another update: 11.21.2004 | Kevin Sites explains on his blog, what happened in that mosque.

Were 5 Unarmed and Wounded Iraqi’s Murdered By U.S. Marines?

Why is America intentionally confusing the issues about the war on terrorism and during its time, the war on communism? Why all the propaganda and the disinformation? Why all the secrecy in the mainstream media on these issues? Here’s why:

Coilin Nunan: Oil, Currency and the War on Iraq: “The dollar is the de facto world reserve currency: the US currency accounts for approximately two thirds of all official exchange reserves. More than four-fifths of all foreign exchange transactions and half of all world exports are denominated in dollars. In addition, all IMF loans are denominated in dollars.

Since so many foreign-owned dollars are not spent on American goods and services, the US is able to run a huge trade deficit year after year without apparently any major economic consequences. The most recently published figures, for example, show that in November of last year US imports were worth 48% more than US exports1. No other country can run such a large trade deficit with impunity. The financial media tell us the US is acting as the ‘consumer of last resort’ and the implication is that we should be thankful, but a more enlightening description of this state of affairs would be to say that it is getting a massive interest-free loan from the rest of the world.

Countries switching to euro reserves from dollar reserves would bring down the value of the US currency. Imports would start to cost Americans a lot more and as increasing numbers of those holding dollars began to spend them, the US would have to start paying its debts by supplying in goods and services to foreign countries, thus reducing American living standards. As countries and businesses converted their dollar assets into euro assets, the US property and stock market bubbles would, without doubt, burst. The Federal Reserve would no longer be able to print more money to reflate the bubble, as it is currently openly considering doing, because, without lots of eager foreigners prepared to mop them up, a serious inflation would result which, in turn, would make foreigners even more reluctant to hold the US currency and thus heighten the crisis.

There is one major obstacle to this happening: oil…”

What does this tell you? America’s economic stability is in peril.

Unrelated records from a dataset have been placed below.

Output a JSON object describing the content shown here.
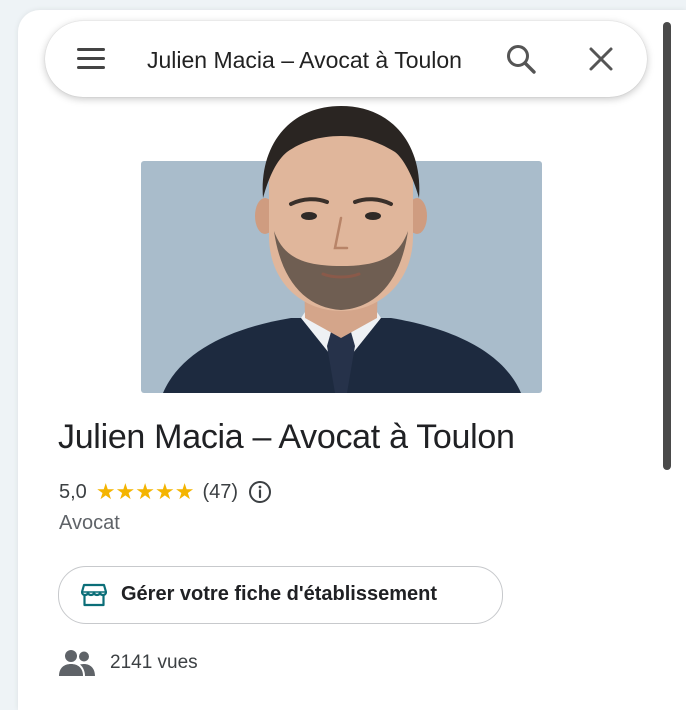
{
  "search": {
    "query": "Julien Macia – Avocat à Toulon"
  },
  "place": {
    "name": "Julien Macia – Avocat à Toulon",
    "rating": "5,0",
    "stars": 5,
    "reviews": "(47)",
    "category": "Avocat"
  },
  "actions": {
    "manage_label": "Gérer votre fiche d'établissement"
  },
  "stats": {
    "views": "2141 vues"
  },
  "icons": {
    "menu": "hamburger-menu-icon",
    "search": "search-icon",
    "close": "close-icon",
    "info": "info-icon",
    "store": "storefront-icon",
    "people": "people-icon"
  },
  "colors": {
    "star": "#f4b400",
    "teal_icon": "#0b6e78",
    "photo_background": "#a9bccb"
  }
}
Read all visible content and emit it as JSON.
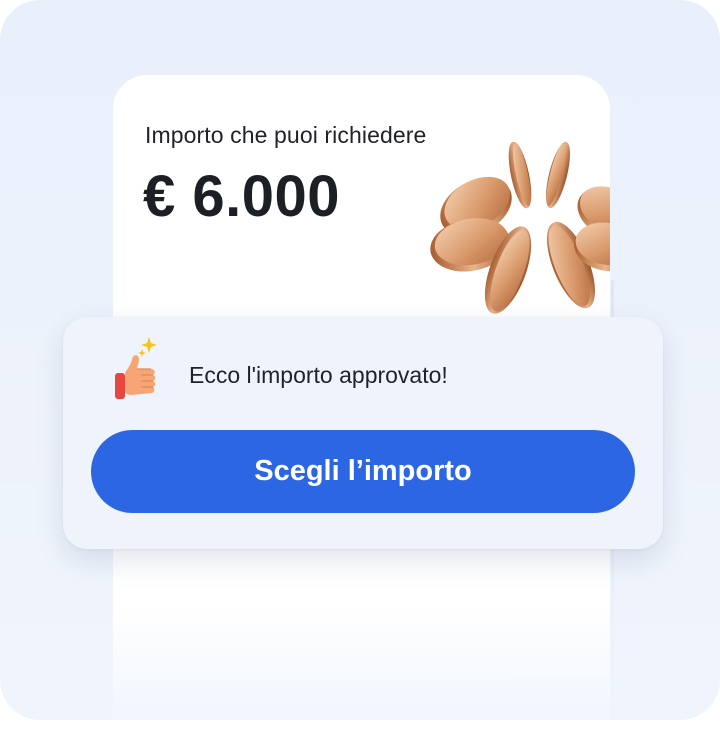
{
  "card": {
    "label": "Importo che puoi richiedere",
    "amount": "€ 6.000",
    "illustration": "coins-icon"
  },
  "popup": {
    "icon": "thumbs-up-sparkle-icon",
    "message": "Ecco l'importo approvato!",
    "button_label": "Scegli l’importo"
  },
  "colors": {
    "accent": "#2D66E3",
    "background": "#E8F0FC",
    "card": "#FFFFFF",
    "popup": "#EFF3FB",
    "text": "#1F2329"
  }
}
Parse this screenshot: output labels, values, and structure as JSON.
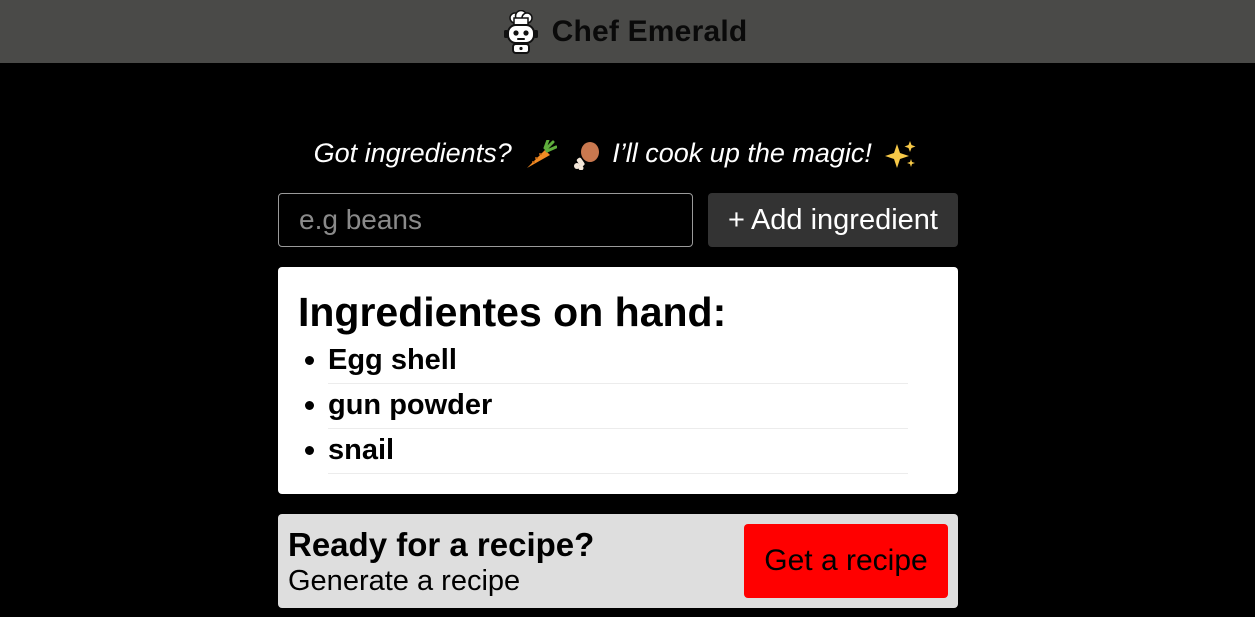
{
  "header": {
    "title": "Chef Emerald",
    "icon": "chef-robot-icon"
  },
  "tagline": {
    "text_start": "Got ingredients?",
    "text_end": "I’ll cook up the magic!",
    "icons": [
      "carrot-icon",
      "drumstick-icon",
      "sparkles-icon"
    ]
  },
  "form": {
    "placeholder": "e.g beans",
    "value": "",
    "add_label": "Add ingredient",
    "add_prefix": "+"
  },
  "ingredients": {
    "heading": "Ingredientes on hand:",
    "items": [
      "Egg shell",
      "gun powder",
      "snail"
    ]
  },
  "recipe": {
    "heading": "Ready for a recipe?",
    "subtext": "Generate a recipe",
    "button_label": "Get a recipe"
  },
  "colors": {
    "header_bg": "#4a4a48",
    "page_bg": "#000000",
    "add_button_bg": "#333333",
    "recipe_card_bg": "#dedede",
    "recipe_button_bg": "#ff0000"
  }
}
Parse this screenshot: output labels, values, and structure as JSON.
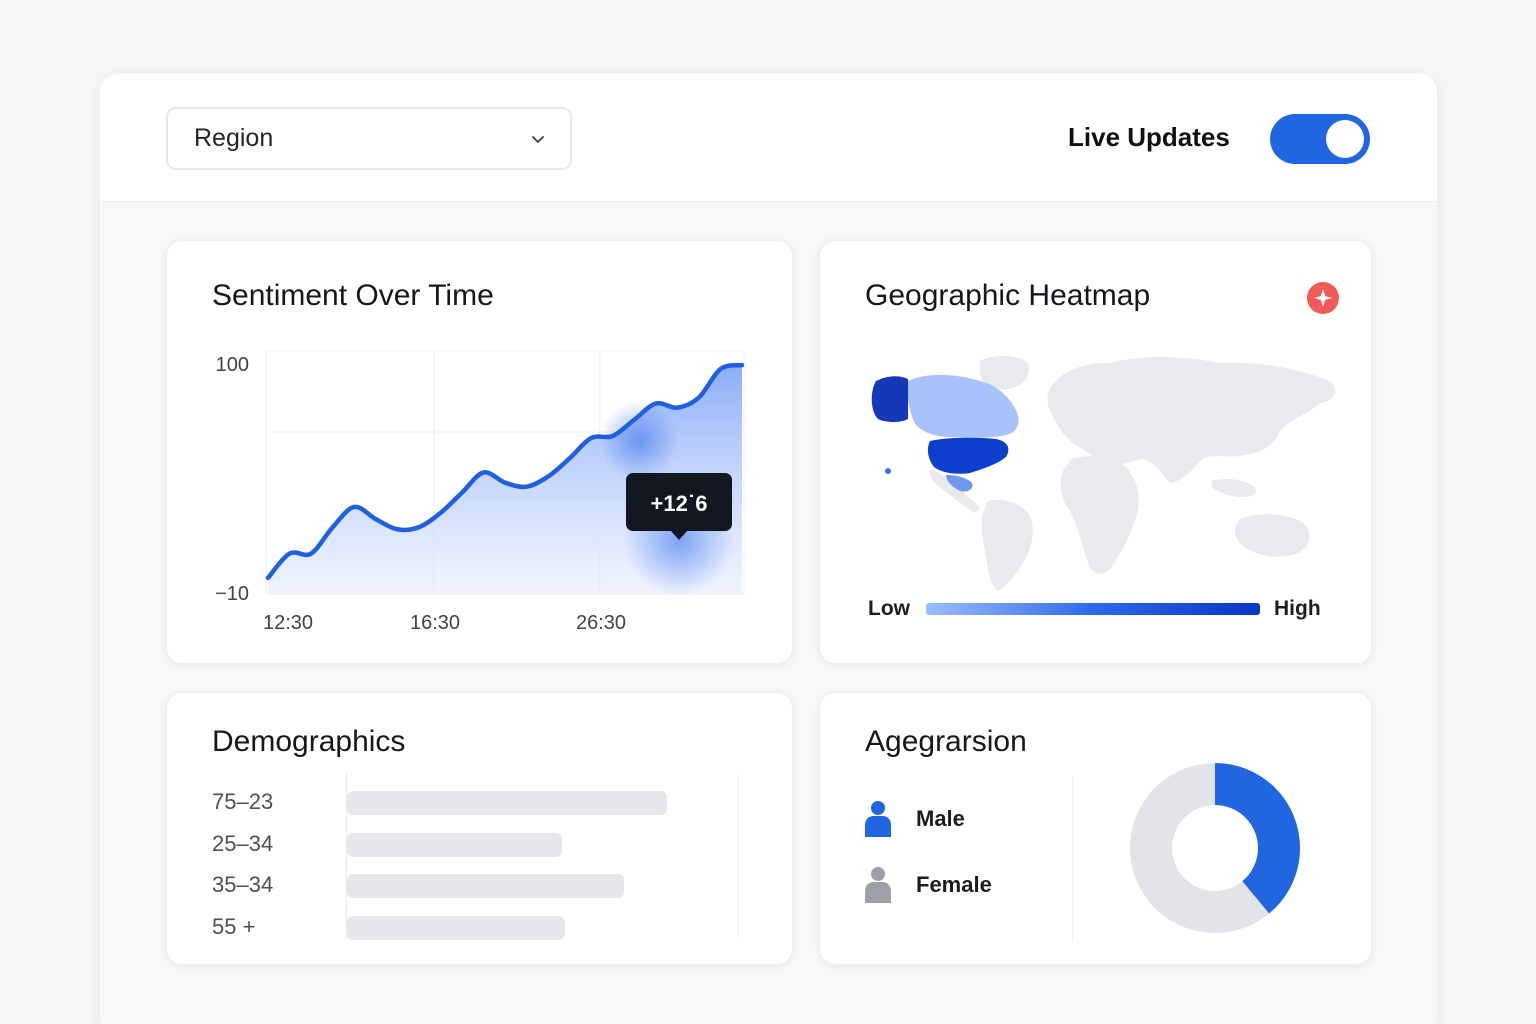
{
  "header": {
    "region_select": {
      "value": "Region",
      "icon": "chevron-down-icon"
    },
    "live_updates": {
      "label": "Live Updates",
      "enabled": true,
      "color": "#1f66e0"
    }
  },
  "sentiment": {
    "title": "Sentiment Over Time",
    "tooltip": "+12˙6"
  },
  "chart_data": {
    "type": "area",
    "title": "Sentiment Over Time",
    "xlabel": "",
    "ylabel": "",
    "y_ticks": [
      "100",
      "−10"
    ],
    "x_ticks": [
      "12:30",
      "16:30",
      "26:30"
    ],
    "ylim": [
      -10,
      100
    ],
    "grid": true,
    "line_color": "#1f5fe0",
    "series": [
      {
        "values": [
          -7,
          5,
          5,
          18,
          28,
          22,
          17,
          18,
          25,
          35,
          45,
          40,
          38,
          43,
          52,
          62,
          63,
          71,
          79,
          77,
          82,
          96,
          98
        ]
      }
    ],
    "annotation": "+12˙6"
  },
  "heatmap": {
    "title": "Geographic Heatmap",
    "alert_icon": "alert-icon",
    "legend_low": "Low",
    "legend_high": "High",
    "colors": {
      "low": "#9dbcff",
      "mid": "#2e6ae8",
      "high": "#0a35c4",
      "land": "#e9eaee"
    }
  },
  "demographics": {
    "title": "Demographics",
    "rows": [
      {
        "label": "75–23",
        "value": 0.82
      },
      {
        "label": "25–34",
        "value": 0.55
      },
      {
        "label": "35–34",
        "value": 0.71
      },
      {
        "label": "55 +",
        "value": 0.56
      }
    ]
  },
  "gender": {
    "title": "Agegrarsion",
    "items": [
      {
        "label": "Male",
        "icon": "male-person-icon",
        "color": "#1f66e0"
      },
      {
        "label": "Female",
        "icon": "female-person-icon",
        "color": "#9ca0a8"
      }
    ],
    "donut": {
      "male_fraction": 0.39,
      "male_color": "#1f66e0",
      "female_color": "#e2e4ea"
    }
  }
}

Nobody wants to talk about it because the American Administration thinks that distracting the public by confusing the issues–weapons of mass destruction, bombings, the lumping of anti-American Arabs under the Al-Qaeda umbrella, terror-mongering and war-mongering–the real problem might just go away.

The Civilised World shakes its head in disbelief. And we thought the American people were cheated in the last election. So whatever you get with this Presidency, you really asked for it… What good fortune for governments that the people do not think (Adolph Hitler).

The international community’s high regard of America has been so diminished by this Administration, it will be almost impossible for this country to regain the respect and the trust it once had.

The Web wonders if electronic voting machines stole the election: The AP’s rundown of problems nationwide includes Kerry voters who said they were asked on the final screen to verify that they had voted for President Bush. The Prospect also describes this phenomenon, which, a witness says, led to machines being unplugged and voters having to recast their ballots.

No Paper Trail
Machine Error Gives Bush Extra Ohio Votes
European Leaders in a State of Denial Over Bush Victory